So why the law? Well I think one of the key reasons is to allow EU governments “easier” and direct access to the information on mass, so bypassing the legal system (no court orders), wait a minute, isn’t the legal system in place to protect individuals from governments? I think we can assume this information will be used for data mining, as well as the specific investigations of individual suspects. By data mining, I mean the scanning of these vast amounts of electronic communications data for patterns which match terrorism activity, whereby the system analyzes the data and then spits out the names of who it deems are terrorist suspects.

It’s not about the “Chatter”

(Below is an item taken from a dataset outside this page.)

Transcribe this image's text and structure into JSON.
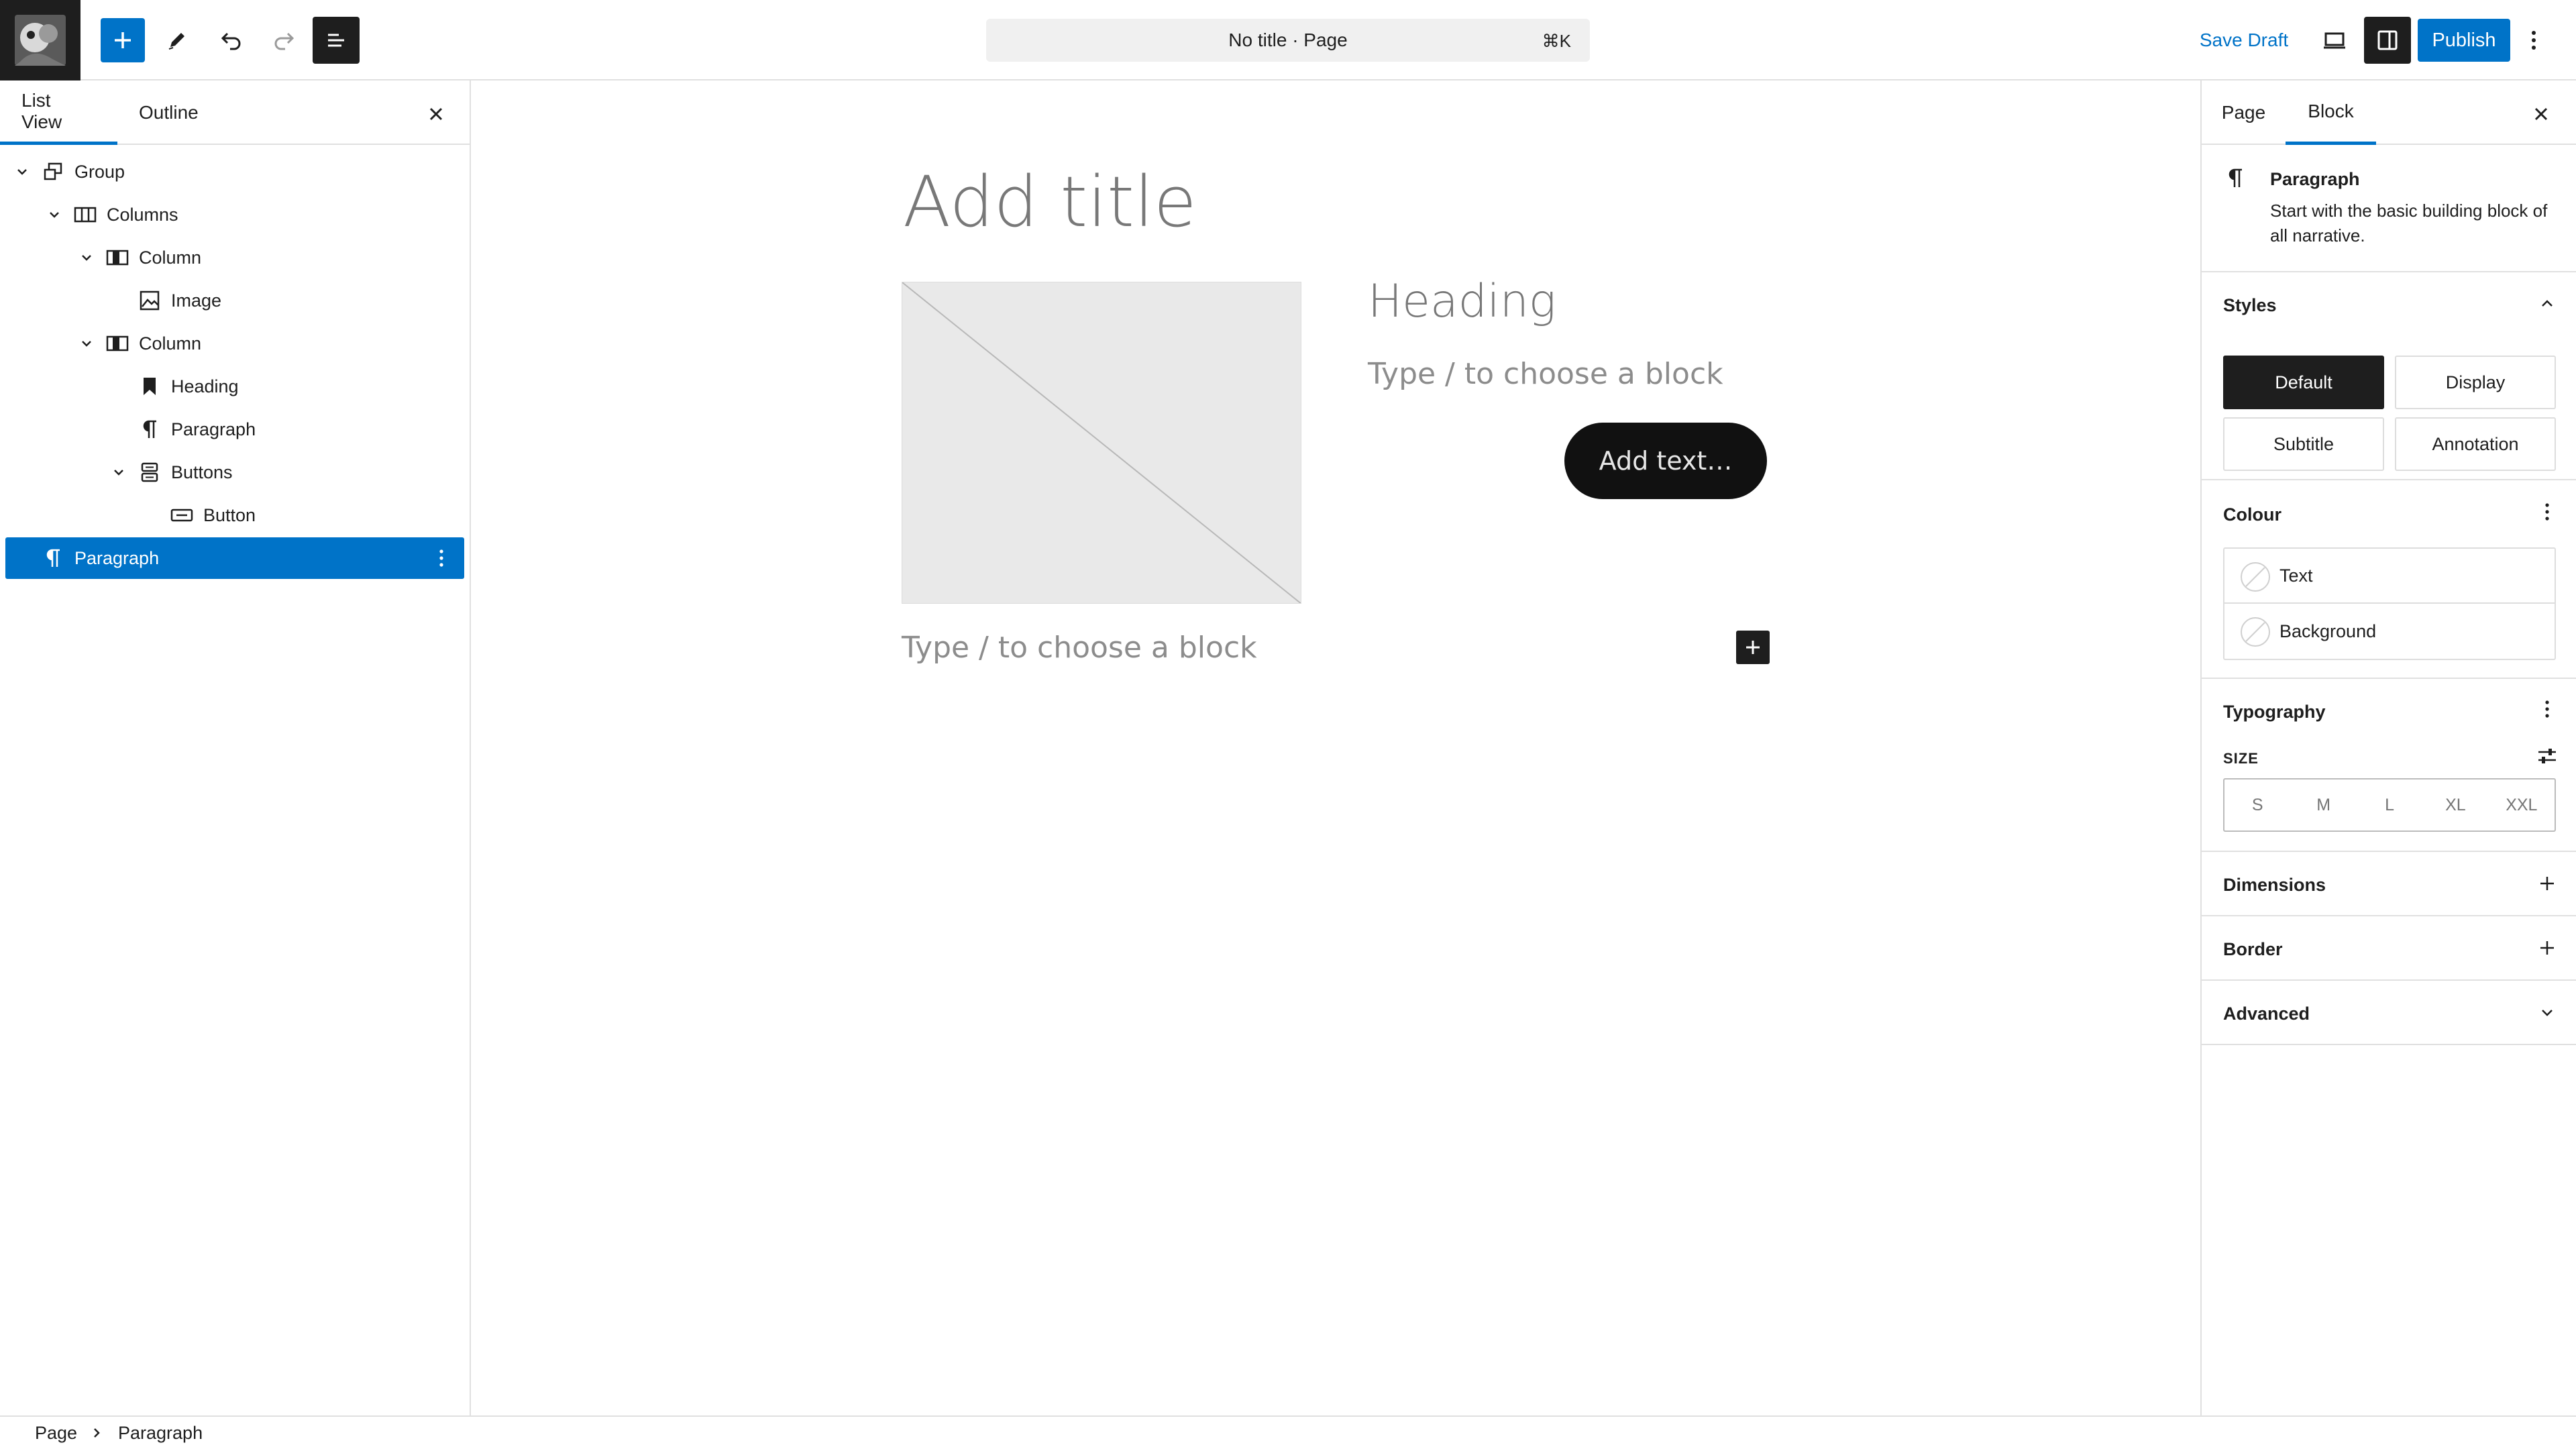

In the Second World War before the German Enigma machine encryption was cracked, the UK intelligence would look for “chatter”, which is the tracking of the number of encryption communications being sent, with spikes in encrypted communications usually meant a german attack was being organised and therefore about to occur. The germans counteracted this by having all enigma operators send random messages periodically, so the spikes were not so obvious, in fact this counter activism actually helped with the breaking of the enigma code.
Anyway my point is looking for “chatter” in high volume Email and Internet telephone calls to predict a terrorist attack is about to occur is not likely to work, as unlike the mobilising of large military forces to carry out an attack, terrorist groups are very small and very insular in nature, generally very careful with their communications, which is why they aren’t discovered in the first place. Given the vast amount of daily communications taking place over EU part of the Internet, I just can’t see how it is possible to see terrorism communication chatter spikes, so this law cannot be about using chatter to help prevent or prepare against a terrorist act, not that anyone has said this publically, but it’s worth pointing out.

If anyone knows how the data mining of millions of the daily EU electronic communications is going to protect us from terrorism attacks, I’d love to know. In my view, surely it is much better to target our anti-terrorism resources with good old fashion "police work" approaches, and so investigate individual suspects, infiltrate suspect groups, rather than assume everyone is a suspect. Good luck if this big brother system decides you are a terrorist suspect, as ironically you will be the last person to find out if it does.